#### Work required
For this exercise, the reply is the listing below, reproduced exactly.

● ● ● ● ●

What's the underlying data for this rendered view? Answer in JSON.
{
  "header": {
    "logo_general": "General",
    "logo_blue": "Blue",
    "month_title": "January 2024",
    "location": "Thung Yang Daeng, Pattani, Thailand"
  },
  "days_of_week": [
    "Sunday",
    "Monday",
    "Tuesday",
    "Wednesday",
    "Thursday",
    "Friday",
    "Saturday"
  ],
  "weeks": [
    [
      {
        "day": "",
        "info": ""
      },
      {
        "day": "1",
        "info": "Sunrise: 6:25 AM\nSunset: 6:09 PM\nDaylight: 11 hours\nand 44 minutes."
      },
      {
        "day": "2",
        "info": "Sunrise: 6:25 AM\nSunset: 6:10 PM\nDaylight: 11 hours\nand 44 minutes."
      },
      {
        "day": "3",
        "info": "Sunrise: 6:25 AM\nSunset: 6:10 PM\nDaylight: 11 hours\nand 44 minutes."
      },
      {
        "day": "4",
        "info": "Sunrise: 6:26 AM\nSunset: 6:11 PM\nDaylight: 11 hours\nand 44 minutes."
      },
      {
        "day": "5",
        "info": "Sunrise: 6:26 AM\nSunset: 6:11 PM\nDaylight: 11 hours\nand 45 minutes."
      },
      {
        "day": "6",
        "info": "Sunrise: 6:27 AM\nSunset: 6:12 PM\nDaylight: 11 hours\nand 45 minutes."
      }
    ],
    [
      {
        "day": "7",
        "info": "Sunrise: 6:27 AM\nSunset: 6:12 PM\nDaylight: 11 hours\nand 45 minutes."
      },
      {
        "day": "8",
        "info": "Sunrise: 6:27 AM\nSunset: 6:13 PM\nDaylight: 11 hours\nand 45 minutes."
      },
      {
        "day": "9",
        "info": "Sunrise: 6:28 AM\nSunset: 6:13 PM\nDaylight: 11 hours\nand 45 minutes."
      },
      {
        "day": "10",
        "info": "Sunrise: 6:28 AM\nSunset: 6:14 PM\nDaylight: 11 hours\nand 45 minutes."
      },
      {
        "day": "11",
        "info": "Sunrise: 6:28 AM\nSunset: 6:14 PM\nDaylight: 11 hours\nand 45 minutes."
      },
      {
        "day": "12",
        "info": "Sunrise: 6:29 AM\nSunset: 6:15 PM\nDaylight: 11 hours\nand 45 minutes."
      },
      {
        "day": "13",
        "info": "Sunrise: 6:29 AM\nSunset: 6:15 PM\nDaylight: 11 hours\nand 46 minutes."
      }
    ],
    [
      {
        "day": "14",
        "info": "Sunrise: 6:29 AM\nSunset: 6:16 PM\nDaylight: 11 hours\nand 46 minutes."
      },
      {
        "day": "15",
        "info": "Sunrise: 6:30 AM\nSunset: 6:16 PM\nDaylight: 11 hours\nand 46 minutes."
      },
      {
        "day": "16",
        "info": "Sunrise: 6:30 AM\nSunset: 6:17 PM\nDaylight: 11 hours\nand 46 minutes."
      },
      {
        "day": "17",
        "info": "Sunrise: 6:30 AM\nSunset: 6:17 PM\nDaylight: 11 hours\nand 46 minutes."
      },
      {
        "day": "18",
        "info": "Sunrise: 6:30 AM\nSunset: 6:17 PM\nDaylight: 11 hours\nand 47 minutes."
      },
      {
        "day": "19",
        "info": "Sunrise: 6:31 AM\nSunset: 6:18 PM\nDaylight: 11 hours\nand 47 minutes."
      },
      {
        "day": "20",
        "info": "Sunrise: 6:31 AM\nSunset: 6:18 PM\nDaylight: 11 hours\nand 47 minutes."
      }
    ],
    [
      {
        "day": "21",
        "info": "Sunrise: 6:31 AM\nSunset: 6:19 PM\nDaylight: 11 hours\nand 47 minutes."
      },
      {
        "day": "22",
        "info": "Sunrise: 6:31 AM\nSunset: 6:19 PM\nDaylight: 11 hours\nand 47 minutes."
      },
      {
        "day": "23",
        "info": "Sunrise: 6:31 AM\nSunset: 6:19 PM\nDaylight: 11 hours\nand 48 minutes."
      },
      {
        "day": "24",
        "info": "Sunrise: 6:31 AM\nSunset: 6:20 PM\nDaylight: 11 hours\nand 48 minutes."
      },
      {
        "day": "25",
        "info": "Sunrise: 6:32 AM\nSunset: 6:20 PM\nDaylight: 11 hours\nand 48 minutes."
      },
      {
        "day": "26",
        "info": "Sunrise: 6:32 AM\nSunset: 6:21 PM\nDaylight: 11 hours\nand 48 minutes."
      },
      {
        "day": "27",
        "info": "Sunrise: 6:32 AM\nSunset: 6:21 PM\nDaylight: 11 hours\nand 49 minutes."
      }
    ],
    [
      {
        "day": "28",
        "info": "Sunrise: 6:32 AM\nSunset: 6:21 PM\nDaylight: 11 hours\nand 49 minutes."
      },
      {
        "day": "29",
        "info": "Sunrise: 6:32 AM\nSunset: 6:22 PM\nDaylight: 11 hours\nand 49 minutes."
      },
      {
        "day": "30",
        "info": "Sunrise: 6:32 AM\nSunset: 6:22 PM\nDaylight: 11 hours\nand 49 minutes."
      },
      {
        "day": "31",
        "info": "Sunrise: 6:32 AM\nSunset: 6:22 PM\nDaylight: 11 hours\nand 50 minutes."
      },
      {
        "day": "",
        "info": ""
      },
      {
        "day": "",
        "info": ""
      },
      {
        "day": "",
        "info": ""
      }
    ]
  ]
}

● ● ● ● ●

#### Completed exercise
What's the underlying data for this rendered view? Answer in JSON.
{
  "header": {
    "logo_general": "General",
    "logo_blue": "Blue",
    "month_title": "January 2024",
    "location": "Thung Yang Daeng, Pattani, Thailand"
  },
  "days_of_week": [
    "Sunday",
    "Monday",
    "Tuesday",
    "Wednesday",
    "Thursday",
    "Friday",
    "Saturday"
  ],
  "weeks": [
    [
      {
        "day": "",
        "info": ""
      },
      {
        "day": "1",
        "info": "Sunrise: 6:25 AM\nSunset: 6:09 PM\nDaylight: 11 hours\nand 44 minutes."
      },
      {
        "day": "2",
        "info": "Sunrise: 6:25 AM\nSunset: 6:10 PM\nDaylight: 11 hours\nand 44 minutes."
      },
      {
        "day": "3",
        "info": "Sunrise: 6:25 AM\nSunset: 6:10 PM\nDaylight: 11 hours\nand 44 minutes."
      },
      {
        "day": "4",
        "info": "Sunrise: 6:26 AM\nSunset: 6:11 PM\nDaylight: 11 hours\nand 44 minutes."
      },
      {
        "day": "5",
        "info": "Sunrise: 6:26 AM\nSunset: 6:11 PM\nDaylight: 11 hours\nand 45 minutes."
      },
      {
        "day": "6",
        "info": "Sunrise: 6:27 AM\nSunset: 6:12 PM\nDaylight: 11 hours\nand 45 minutes."
      }
    ],
    [
      {
        "day": "7",
        "info": "Sunrise: 6:27 AM\nSunset: 6:12 PM\nDaylight: 11 hours\nand 45 minutes."
      },
      {
        "day": "8",
        "info": "Sunrise: 6:27 AM\nSunset: 6:13 PM\nDaylight: 11 hours\nand 45 minutes."
      },
      {
        "day": "9",
        "info": "Sunrise: 6:28 AM\nSunset: 6:13 PM\nDaylight: 11 hours\nand 45 minutes."
      },
      {
        "day": "10",
        "info": "Sunrise: 6:28 AM\nSunset: 6:14 PM\nDaylight: 11 hours\nand 45 minutes."
      },
      {
        "day": "11",
        "info": "Sunrise: 6:28 AM\nSunset: 6:14 PM\nDaylight: 11 hours\nand 45 minutes."
      },
      {
        "day": "12",
        "info": "Sunrise: 6:29 AM\nSunset: 6:15 PM\nDaylight: 11 hours\nand 45 minutes."
      },
      {
        "day": "13",
        "info": "Sunrise: 6:29 AM\nSunset: 6:15 PM\nDaylight: 11 hours\nand 46 minutes."
      }
    ],
    [
      {
        "day": "14",
        "info": "Sunrise: 6:29 AM\nSunset: 6:16 PM\nDaylight: 11 hours\nand 46 minutes."
      },
      {
        "day": "15",
        "info": "Sunrise: 6:30 AM\nSunset: 6:16 PM\nDaylight: 11 hours\nand 46 minutes."
      },
      {
        "day": "16",
        "info": "Sunrise: 6:30 AM\nSunset: 6:17 PM\nDaylight: 11 hours\nand 46 minutes."
      },
      {
        "day": "17",
        "info": "Sunrise: 6:30 AM\nSunset: 6:17 PM\nDaylight: 11 hours\nand 46 minutes."
      },
      {
        "day": "18",
        "info": "Sunrise: 6:30 AM\nSunset: 6:17 PM\nDaylight: 11 hours\nand 47 minutes."
      },
      {
        "day": "19",
        "info": "Sunrise: 6:31 AM\nSunset: 6:18 PM\nDaylight: 11 hours\nand 47 minutes."
      },
      {
        "day": "20",
        "info": "Sunrise: 6:31 AM\nSunset: 6:18 PM\nDaylight: 11 hours\nand 47 minutes."
      }
    ],
    [
      {
        "day": "21",
        "info": "Sunrise: 6:31 AM\nSunset: 6:19 PM\nDaylight: 11 hours\nand 47 minutes."
      },
      {
        "day": "22",
        "info": "Sunrise: 6:31 AM\nSunset: 6:19 PM\nDaylight: 11 hours\nand 47 minutes."
      },
      {
        "day": "23",
        "info": "Sunrise: 6:31 AM\nSunset: 6:19 PM\nDaylight: 11 hours\nand 48 minutes."
      },
      {
        "day": "24",
        "info": "Sunrise: 6:31 AM\nSunset: 6:20 PM\nDaylight: 11 hours\nand 48 minutes."
      },
      {
        "day": "25",
        "info": "Sunrise: 6:32 AM\nSunset: 6:20 PM\nDaylight: 11 hours\nand 48 minutes."
      },
      {
        "day": "26",
        "info": "Sunrise: 6:32 AM\nSunset: 6:21 PM\nDaylight: 11 hours\nand 48 minutes."
      },
      {
        "day": "27",
        "info": "Sunrise: 6:32 AM\nSunset: 6:21 PM\nDaylight: 11 hours\nand 49 minutes."
      }
    ],
    [
      {
        "day": "28",
        "info": "Sunrise: 6:32 AM\nSunset: 6:21 PM\nDaylight: 11 hours\nand 49 minutes."
      },
      {
        "day": "29",
        "info": "Sunrise: 6:32 AM\nSunset: 6:22 PM\nDaylight: 11 hours\nand 49 minutes."
      },
      {
        "day": "30",
        "info": "Sunrise: 6:32 AM\nSunset: 6:22 PM\nDaylight: 11 hours\nand 49 minutes."
      },
      {
        "day": "31",
        "info": "Sunrise: 6:32 AM\nSunset: 6:22 PM\nDaylight: 11 hours\nand 50 minutes."
      },
      {
        "day": "",
        "info": ""
      },
      {
        "day": "",
        "info": ""
      },
      {
        "day": "",
        "info": ""
      }
    ]
  ]
}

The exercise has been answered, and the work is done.